Cast – Elsie Fisher, Josh Hamilton, Emily Robinson, Daniel Zolghadri, Jake Ryan
Plot – Young girl Kayla (Fisher) tries to navigate her final days of Eighth Grade life and prepare herself for a new world as a High School student.
“Growing up can be a little bit scary and weird”
Review by Eddie on 25/01/2018
Who would’ve thought that one of the most quintessential teen movies of the modern era would be directed by a 28 year old first time feature filmmaker?
I’m guessing not too many, but thanks to one time Youtube sensation turned stand-up comedy genius Bo Burnham, Eighth Grade is very much that film.
An eye-opening, honest and often downright hilariously on point examination of what it means to grow up in our modern era of phones, standards and a general lack of childlike ignorance, Eighth Grade is that raw type of film that just totally gets and understands its subject matter and thanks to this, should be both compulsory viewing for teenagers and for their parents, that are in many ways likely ignorant regarding what the modern landscape entails for their offspring.
Showing incredible skill as both a writer and director and a skill as a director of actors, Burnham knocks it out of the park with his unwaveringly frank look at Elsie Fisher’s Kayla’s last days in her eighth grade, before moving onto the daunting and hard to fathom high school year’s.
A large part of why Eighth Grade works so well on many levels outside of Burnham’s pinpoint accuracy is Fisher’s work in front of the camera.
A lovingly nervy and well-intentioned creation who lives with her single parent father and lives a life outside of a large friendship group, Kayla is a creation that we can all relate to in some way as she try’s her best to fit in and navigate a pathway for herself to move in where she can be who she is and be happy in doing so.
It feels as though Fischer is Kayla and Kayla is Fischer, as the two become one and create one of the most relatable and insightful teenage creations in some time.
As Kayla looks to impress the boy she has a crush on, get through unscathed at a popular pool party or make friends with older teenagers, we feel her every emotion, happy, sad, nervous or otherwise thanks to the films almost documentary like realness that is inhabited so well by Fischer.
For all the fun and insight to be had from the film, Eighth Grade also deals with some heavy and dramatic situations that may be confronting to some viewers but you feel, if anything, Burnham held back from going too raw and honest for some and viewers scared of the subject matters dealt with here shouldn’t be afraid to let their teenagers watch a film that is made for them and important for them to see.
Final Say –

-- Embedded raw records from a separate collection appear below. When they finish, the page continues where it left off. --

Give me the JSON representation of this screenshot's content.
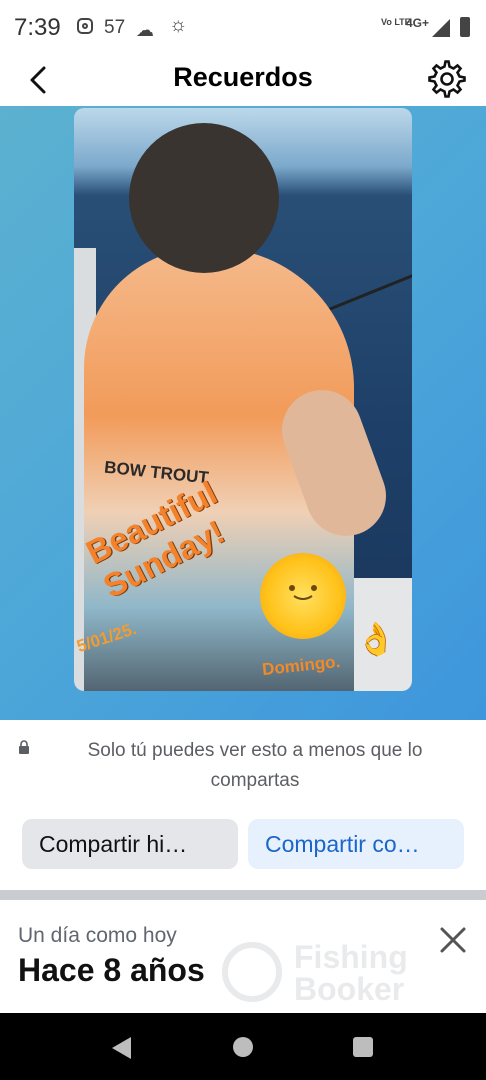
{
  "status_bar": {
    "time": "7:39",
    "temperature": "57",
    "icons": [
      "instagram-icon",
      "cloud-icon",
      "weather-spark-icon",
      "volte-icon",
      "signal-icon",
      "battery-icon"
    ],
    "volte_label": "Vo LTE",
    "network_label": "4G+"
  },
  "header": {
    "title": "Recuerdos",
    "back_icon": "back-arrow-icon",
    "settings_icon": "gear-icon"
  },
  "memory": {
    "overlay_text": "Beautiful\nSunday!",
    "date_text": "5/01/25.",
    "caption_text": "Domingo.",
    "shirt_text": "BOW TROUT",
    "emojis": [
      "sun-face-emoji",
      "ok-hand-emoji"
    ]
  },
  "privacy": {
    "text": "Solo tú puedes ver esto a menos que lo compartas"
  },
  "buttons": {
    "share_story": "Compartir hi…",
    "share_with": "Compartir co…"
  },
  "footer": {
    "label": "Un día como hoy",
    "years": "Hace 8 años",
    "watermark_line1": "Fishing",
    "watermark_line2": "Booker"
  },
  "colors": {
    "accent_blue": "#1a66c9",
    "memory_bg": "#4da7d8",
    "overlay_orange": "#f4822a"
  }
}
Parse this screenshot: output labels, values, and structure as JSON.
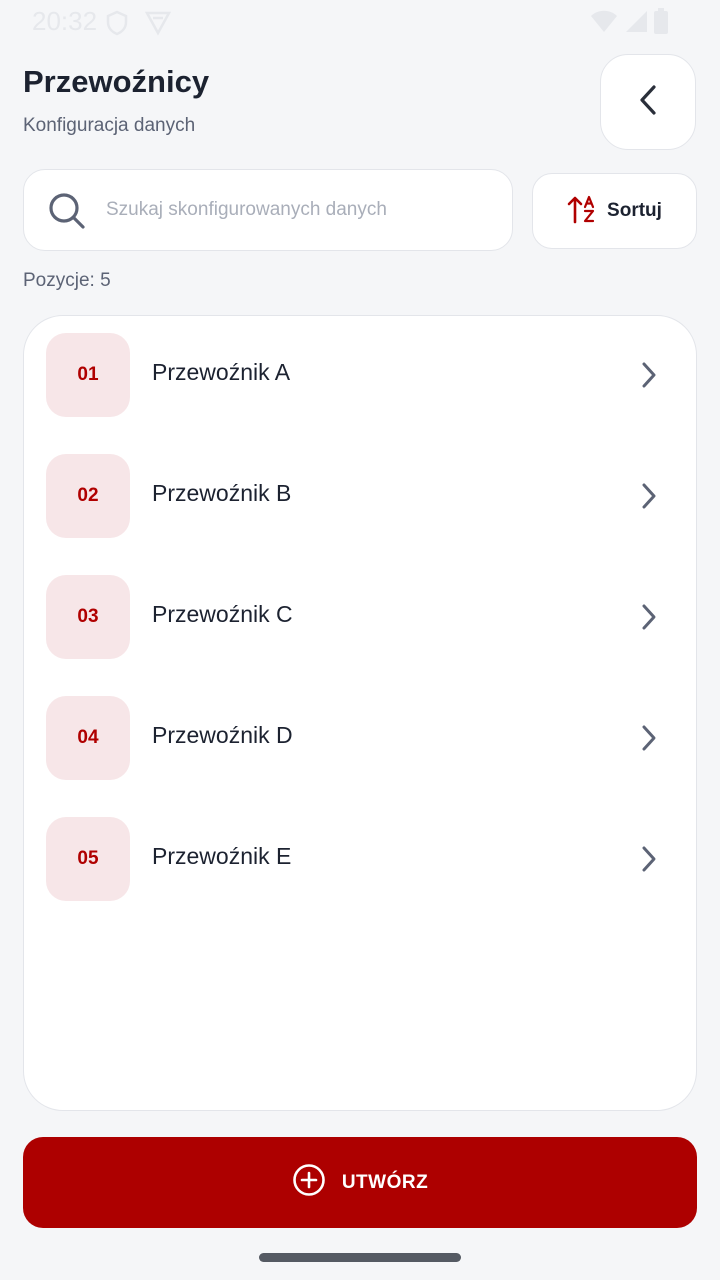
{
  "status_bar": {
    "time": "20:32",
    "icons": [
      "shield-icon",
      "app-icon",
      "wifi-icon",
      "signal-icon",
      "battery-icon"
    ]
  },
  "header": {
    "title": "Przewoźnicy",
    "subtitle": "Konfiguracja danych",
    "back_icon": "chevron-left-icon"
  },
  "search": {
    "placeholder": "Szukaj skonfigurowanych danych",
    "value": "",
    "icon": "search-icon"
  },
  "sort": {
    "label": "Sortuj",
    "icon": "sort-alpha-icon"
  },
  "count_label": "Pozycje: 5",
  "items": [
    {
      "number": "01",
      "name": "Przewoźnik A"
    },
    {
      "number": "02",
      "name": "Przewoźnik B"
    },
    {
      "number": "03",
      "name": "Przewoźnik C"
    },
    {
      "number": "04",
      "name": "Przewoźnik D"
    },
    {
      "number": "05",
      "name": "Przewoźnik E"
    }
  ],
  "create_button": {
    "label": "UTWÓRZ",
    "icon": "plus-circle-icon"
  },
  "colors": {
    "accent": "#ad0000",
    "badge_bg": "#f7e6e8",
    "background": "#f5f6f8"
  }
}
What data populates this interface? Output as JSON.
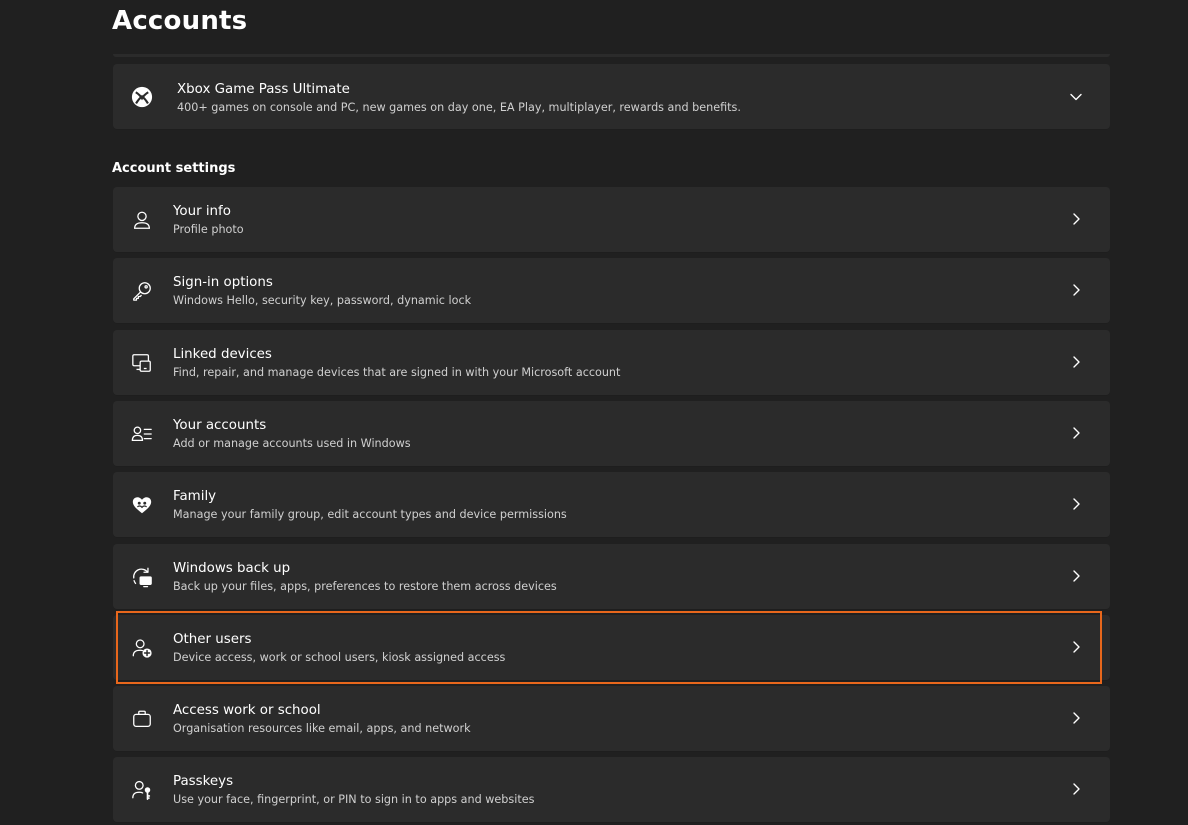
{
  "page": {
    "title": "Accounts"
  },
  "xbox": {
    "title": "Xbox Game Pass Ultimate",
    "desc": "400+ games on console and PC, new games on day one, EA Play, multiplayer, rewards and benefits.",
    "icon": "xbox-icon"
  },
  "section": {
    "title": "Account settings"
  },
  "items": [
    {
      "title": "Your info",
      "desc": "Profile photo",
      "icon": "person-icon"
    },
    {
      "title": "Sign-in options",
      "desc": "Windows Hello, security key, password, dynamic lock",
      "icon": "key-icon"
    },
    {
      "title": "Linked devices",
      "desc": "Find, repair, and manage devices that are signed in with your Microsoft account",
      "icon": "devices-icon"
    },
    {
      "title": "Your accounts",
      "desc": "Add or manage accounts used in Windows",
      "icon": "person-list-icon"
    },
    {
      "title": "Family",
      "desc": "Manage your family group, edit account types and device permissions",
      "icon": "family-heart-icon"
    },
    {
      "title": "Windows back up",
      "desc": "Back up your files, apps, preferences to restore them across devices",
      "icon": "backup-icon"
    },
    {
      "title": "Other users",
      "desc": "Device access, work or school users, kiosk assigned access",
      "icon": "person-add-icon"
    },
    {
      "title": "Access work or school",
      "desc": "Organisation resources like email, apps, and network",
      "icon": "briefcase-icon"
    },
    {
      "title": "Passkeys",
      "desc": "Use your face, fingerprint, or PIN to sign in to apps and websites",
      "icon": "passkey-icon"
    }
  ],
  "colors": {
    "background": "#202020",
    "card": "#2b2b2b",
    "highlight": "#e8671c"
  }
}
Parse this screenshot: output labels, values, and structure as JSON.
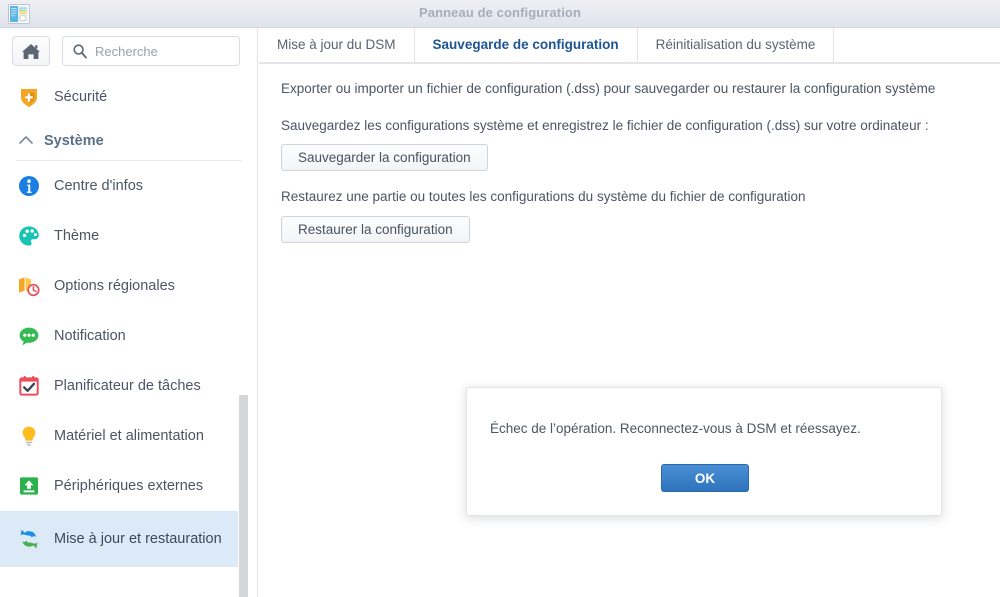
{
  "window": {
    "title": "Panneau de configuration",
    "app_icon": "control-panel-icon"
  },
  "sidebar": {
    "home_button_icon": "home-icon",
    "search": {
      "icon": "search-icon",
      "placeholder": "Recherche",
      "value": ""
    },
    "top_items": [
      {
        "label": "Sécurité",
        "icon": "shield-icon",
        "selected": false
      }
    ],
    "group": {
      "label": "Système",
      "caret_icon": "chevron-up-icon",
      "expanded": true
    },
    "items": [
      {
        "label": "Centre d'infos",
        "icon": "info-icon",
        "selected": false
      },
      {
        "label": "Thème",
        "icon": "palette-icon",
        "selected": false
      },
      {
        "label": "Options régionales",
        "icon": "regional-map-clock-icon",
        "selected": false
      },
      {
        "label": "Notification",
        "icon": "speech-bubble-icon",
        "selected": false
      },
      {
        "label": "Planificateur de tâches",
        "icon": "calendar-check-icon",
        "selected": false
      },
      {
        "label": "Matériel et alimentation",
        "icon": "lightbulb-icon",
        "selected": false
      },
      {
        "label": "Périphériques externes",
        "icon": "external-device-icon",
        "selected": false
      },
      {
        "label": "Mise à jour et restauration",
        "icon": "refresh-arrows-icon",
        "selected": true
      }
    ]
  },
  "main": {
    "tabs": [
      {
        "label": "Mise à jour du DSM",
        "active": false
      },
      {
        "label": "Sauvegarde de configuration",
        "active": true
      },
      {
        "label": "Réinitialisation du système",
        "active": false
      }
    ],
    "paragraph_1": "Exporter ou importer un fichier de configuration (.dss) pour sauvegarder ou restaurer la configuration système",
    "paragraph_2": "Sauvegardez les configurations système et enregistrez le fichier de configuration (.dss) sur votre ordinateur :",
    "backup_button": "Sauvegarder la configuration",
    "paragraph_3": "Restaurez une partie ou toutes les configurations du système du fichier de configuration",
    "restore_button": "Restaurer la configuration"
  },
  "dialog": {
    "message": "Échec de l’opération. Reconnectez-vous à DSM et réessayez.",
    "ok_label": "OK"
  },
  "colors": {
    "accent_blue": "#1d5496",
    "selected_item_bg": "#dceaf8",
    "primary_button": "#2f73bd",
    "title_text": "#a7adba",
    "body_text": "#4c5563"
  }
}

Eighth Grade is one of the year’s most important films, a standout in the independent offerings available and a must watch for those moving into their teenage years. With this debut, Burnham has well and truly established himself as a director to keep a very close eye on moving forward.
4 large selections of dipping sauces out of 5